Listed records:
= Beginning of Section =
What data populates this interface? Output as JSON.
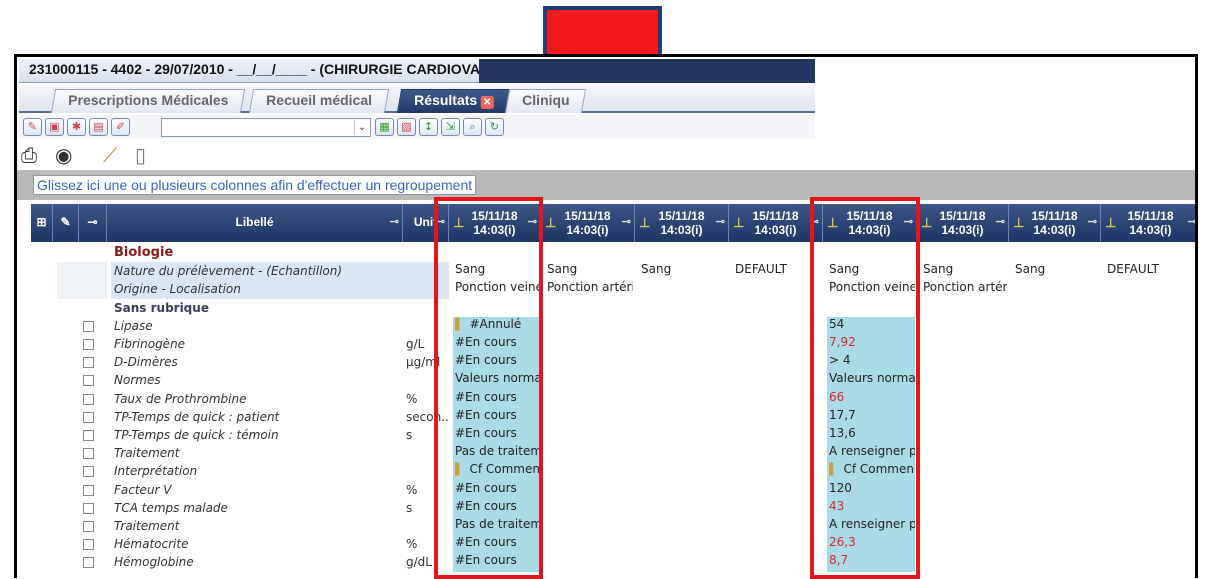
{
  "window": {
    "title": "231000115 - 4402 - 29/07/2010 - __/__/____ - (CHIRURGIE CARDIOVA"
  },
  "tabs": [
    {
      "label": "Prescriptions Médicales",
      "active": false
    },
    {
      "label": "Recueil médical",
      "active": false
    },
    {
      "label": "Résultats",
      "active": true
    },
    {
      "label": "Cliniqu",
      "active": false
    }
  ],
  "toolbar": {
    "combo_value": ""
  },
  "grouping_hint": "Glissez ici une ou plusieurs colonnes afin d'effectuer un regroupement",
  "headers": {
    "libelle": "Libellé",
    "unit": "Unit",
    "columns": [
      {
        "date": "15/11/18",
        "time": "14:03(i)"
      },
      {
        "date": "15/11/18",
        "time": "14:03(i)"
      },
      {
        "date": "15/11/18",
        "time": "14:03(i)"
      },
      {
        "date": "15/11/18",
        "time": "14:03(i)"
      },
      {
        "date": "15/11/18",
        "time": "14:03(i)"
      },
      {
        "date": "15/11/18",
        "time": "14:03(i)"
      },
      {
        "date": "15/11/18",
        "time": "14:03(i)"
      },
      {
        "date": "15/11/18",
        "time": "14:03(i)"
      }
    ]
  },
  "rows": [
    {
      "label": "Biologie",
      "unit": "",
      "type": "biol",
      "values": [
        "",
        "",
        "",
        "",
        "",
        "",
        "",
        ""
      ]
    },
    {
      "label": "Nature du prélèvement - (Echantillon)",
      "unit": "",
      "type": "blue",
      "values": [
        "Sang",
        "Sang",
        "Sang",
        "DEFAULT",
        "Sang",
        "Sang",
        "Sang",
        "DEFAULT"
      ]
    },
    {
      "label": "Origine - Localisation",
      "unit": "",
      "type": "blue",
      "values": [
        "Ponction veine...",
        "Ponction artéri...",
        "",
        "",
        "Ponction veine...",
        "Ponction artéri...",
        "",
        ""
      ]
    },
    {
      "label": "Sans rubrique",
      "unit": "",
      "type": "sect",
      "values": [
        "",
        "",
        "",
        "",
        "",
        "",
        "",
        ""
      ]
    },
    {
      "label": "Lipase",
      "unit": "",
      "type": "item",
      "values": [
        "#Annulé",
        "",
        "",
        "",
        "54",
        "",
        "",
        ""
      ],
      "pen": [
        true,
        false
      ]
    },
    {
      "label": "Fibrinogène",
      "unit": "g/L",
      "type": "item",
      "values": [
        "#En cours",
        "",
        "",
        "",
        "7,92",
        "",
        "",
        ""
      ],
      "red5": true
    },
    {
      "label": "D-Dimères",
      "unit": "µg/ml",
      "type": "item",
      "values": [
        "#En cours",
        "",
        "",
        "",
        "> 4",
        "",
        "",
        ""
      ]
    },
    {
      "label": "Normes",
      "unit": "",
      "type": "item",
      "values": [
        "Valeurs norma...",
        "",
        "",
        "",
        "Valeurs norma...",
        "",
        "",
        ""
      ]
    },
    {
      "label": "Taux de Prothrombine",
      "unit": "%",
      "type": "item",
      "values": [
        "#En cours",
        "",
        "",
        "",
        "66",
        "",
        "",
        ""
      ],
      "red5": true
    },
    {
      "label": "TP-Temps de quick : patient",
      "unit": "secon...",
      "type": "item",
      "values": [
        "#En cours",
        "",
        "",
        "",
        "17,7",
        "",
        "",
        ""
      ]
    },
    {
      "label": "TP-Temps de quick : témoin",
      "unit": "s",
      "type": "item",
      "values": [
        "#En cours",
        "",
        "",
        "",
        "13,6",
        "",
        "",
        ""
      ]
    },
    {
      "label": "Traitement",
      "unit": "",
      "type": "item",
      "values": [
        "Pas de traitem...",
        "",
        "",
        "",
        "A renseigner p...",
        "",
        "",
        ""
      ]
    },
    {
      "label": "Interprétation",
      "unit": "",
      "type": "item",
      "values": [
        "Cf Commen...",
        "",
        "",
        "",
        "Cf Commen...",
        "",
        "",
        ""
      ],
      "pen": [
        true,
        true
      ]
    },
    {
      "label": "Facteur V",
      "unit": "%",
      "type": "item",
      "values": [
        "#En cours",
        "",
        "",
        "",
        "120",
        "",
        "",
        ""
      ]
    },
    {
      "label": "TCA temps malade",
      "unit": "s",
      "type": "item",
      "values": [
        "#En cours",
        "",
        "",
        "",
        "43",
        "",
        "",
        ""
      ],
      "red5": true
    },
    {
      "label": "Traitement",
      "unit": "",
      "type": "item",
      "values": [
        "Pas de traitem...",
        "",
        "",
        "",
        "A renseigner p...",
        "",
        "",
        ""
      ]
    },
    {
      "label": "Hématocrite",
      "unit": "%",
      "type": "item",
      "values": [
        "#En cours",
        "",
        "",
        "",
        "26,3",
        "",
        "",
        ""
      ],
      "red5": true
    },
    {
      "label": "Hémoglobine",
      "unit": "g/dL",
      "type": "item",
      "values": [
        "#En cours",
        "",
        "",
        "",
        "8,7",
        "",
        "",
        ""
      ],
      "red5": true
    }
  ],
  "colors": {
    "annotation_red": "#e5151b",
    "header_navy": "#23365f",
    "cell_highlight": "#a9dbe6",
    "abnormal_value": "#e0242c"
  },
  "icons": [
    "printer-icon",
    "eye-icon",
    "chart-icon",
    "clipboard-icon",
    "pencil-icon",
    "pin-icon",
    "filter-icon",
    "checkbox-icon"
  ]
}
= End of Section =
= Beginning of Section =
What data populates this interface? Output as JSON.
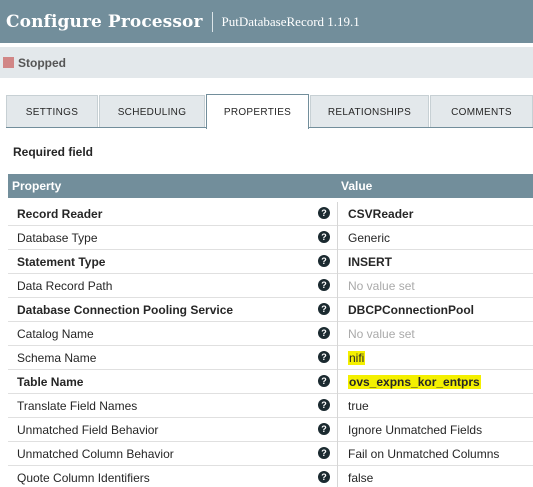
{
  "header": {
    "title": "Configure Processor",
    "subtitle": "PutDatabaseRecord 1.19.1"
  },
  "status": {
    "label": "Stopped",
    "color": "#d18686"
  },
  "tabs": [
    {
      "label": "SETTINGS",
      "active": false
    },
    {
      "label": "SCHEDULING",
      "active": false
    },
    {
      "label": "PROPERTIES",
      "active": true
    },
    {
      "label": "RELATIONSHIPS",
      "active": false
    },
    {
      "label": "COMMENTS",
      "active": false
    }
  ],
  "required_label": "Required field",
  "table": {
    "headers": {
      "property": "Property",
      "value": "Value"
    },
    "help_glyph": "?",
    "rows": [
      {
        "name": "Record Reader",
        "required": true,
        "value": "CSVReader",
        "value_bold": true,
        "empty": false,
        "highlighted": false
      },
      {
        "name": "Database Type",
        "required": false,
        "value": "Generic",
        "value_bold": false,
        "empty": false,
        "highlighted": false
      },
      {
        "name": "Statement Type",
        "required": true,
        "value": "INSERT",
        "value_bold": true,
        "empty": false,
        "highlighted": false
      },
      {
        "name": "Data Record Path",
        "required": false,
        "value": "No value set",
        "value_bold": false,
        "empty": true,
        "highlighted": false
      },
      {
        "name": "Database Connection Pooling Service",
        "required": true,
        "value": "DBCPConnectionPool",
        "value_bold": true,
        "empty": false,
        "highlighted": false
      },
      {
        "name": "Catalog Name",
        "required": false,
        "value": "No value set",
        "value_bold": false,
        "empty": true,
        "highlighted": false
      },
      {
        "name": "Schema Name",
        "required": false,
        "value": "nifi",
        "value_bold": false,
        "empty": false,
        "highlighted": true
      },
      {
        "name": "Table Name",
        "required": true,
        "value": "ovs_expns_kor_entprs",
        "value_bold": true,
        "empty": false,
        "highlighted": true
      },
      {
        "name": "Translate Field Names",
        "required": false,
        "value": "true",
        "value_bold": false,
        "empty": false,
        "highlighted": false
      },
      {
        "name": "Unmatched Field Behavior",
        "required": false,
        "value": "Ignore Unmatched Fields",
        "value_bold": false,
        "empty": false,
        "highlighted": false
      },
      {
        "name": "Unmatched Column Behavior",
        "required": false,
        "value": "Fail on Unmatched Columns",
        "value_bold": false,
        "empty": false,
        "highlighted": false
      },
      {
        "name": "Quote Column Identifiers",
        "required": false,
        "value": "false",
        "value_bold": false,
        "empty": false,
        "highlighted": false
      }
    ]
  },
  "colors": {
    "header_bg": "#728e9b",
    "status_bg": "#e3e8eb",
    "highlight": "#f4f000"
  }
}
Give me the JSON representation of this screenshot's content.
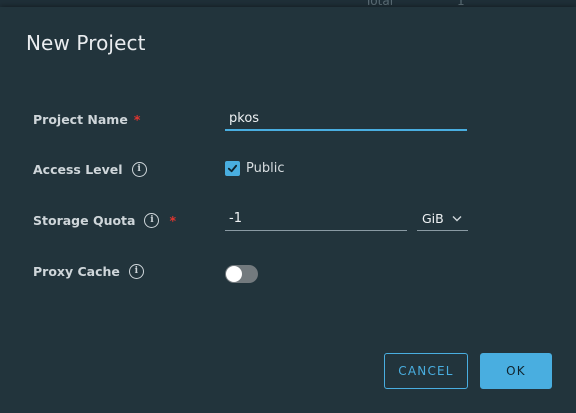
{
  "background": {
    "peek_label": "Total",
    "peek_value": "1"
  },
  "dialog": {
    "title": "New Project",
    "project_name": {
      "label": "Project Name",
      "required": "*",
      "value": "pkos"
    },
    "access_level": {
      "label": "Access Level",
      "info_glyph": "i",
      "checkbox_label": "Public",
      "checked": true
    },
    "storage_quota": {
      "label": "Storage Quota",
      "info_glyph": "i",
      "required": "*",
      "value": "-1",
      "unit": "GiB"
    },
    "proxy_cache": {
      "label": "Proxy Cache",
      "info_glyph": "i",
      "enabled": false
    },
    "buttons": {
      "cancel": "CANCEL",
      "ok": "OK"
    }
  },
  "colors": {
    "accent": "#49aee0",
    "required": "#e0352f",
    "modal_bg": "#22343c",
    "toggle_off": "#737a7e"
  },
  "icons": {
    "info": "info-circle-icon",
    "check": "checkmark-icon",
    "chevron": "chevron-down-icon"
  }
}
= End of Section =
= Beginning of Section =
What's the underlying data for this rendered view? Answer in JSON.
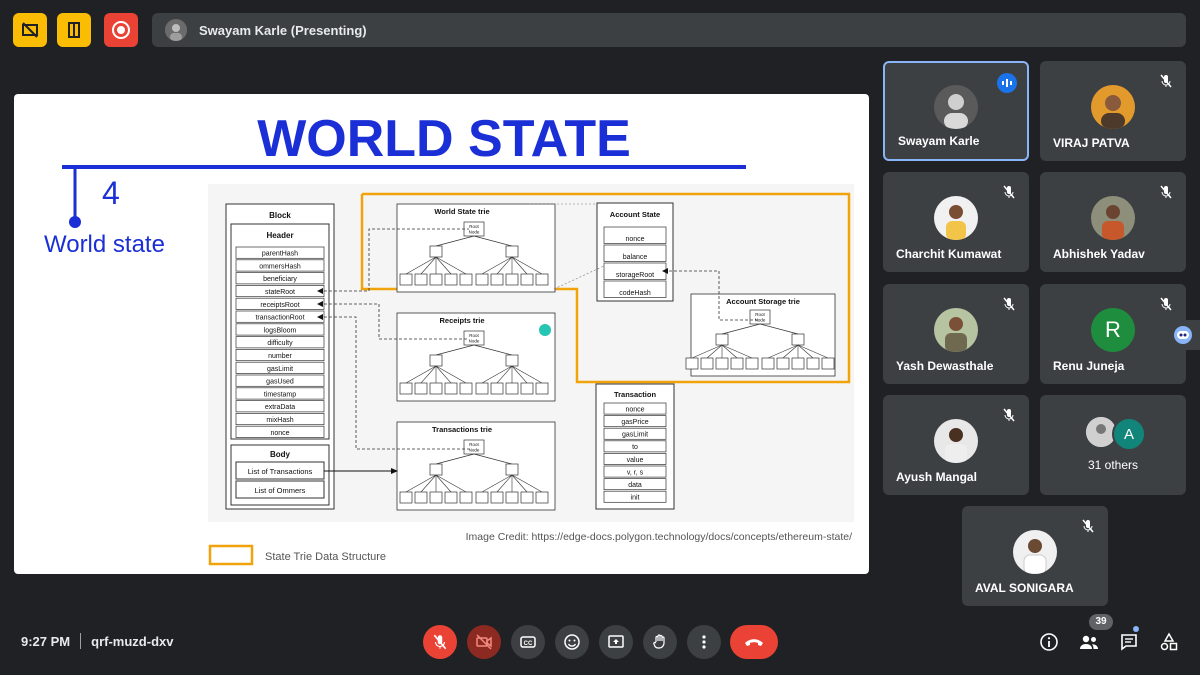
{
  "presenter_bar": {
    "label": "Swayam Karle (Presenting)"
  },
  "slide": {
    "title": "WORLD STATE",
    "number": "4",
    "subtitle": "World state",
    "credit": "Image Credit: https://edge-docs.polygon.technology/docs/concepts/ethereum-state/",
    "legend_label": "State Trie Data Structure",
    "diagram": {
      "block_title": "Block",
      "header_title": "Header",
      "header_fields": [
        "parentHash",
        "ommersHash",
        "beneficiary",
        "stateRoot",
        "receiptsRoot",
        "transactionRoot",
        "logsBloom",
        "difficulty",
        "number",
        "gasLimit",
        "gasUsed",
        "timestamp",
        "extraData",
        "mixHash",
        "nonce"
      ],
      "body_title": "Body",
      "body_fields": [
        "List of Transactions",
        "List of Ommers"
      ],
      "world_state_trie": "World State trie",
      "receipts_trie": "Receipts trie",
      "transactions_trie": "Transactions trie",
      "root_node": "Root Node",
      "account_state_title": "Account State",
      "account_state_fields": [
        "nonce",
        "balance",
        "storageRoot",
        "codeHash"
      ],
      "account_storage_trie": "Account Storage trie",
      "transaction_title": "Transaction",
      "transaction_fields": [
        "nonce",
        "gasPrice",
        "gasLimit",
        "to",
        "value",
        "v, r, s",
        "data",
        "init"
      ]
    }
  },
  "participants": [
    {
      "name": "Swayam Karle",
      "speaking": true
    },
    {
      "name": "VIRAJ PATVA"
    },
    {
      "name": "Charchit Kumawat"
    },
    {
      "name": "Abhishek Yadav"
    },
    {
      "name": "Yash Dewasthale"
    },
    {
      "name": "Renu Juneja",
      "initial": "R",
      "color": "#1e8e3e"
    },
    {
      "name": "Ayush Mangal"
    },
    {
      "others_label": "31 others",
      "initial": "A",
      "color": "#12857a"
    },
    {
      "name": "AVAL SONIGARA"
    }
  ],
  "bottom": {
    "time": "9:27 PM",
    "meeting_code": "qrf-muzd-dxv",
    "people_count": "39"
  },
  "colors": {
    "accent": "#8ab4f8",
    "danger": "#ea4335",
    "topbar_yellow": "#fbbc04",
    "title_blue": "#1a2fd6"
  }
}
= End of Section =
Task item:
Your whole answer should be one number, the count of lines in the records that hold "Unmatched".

Solution for this problem:
4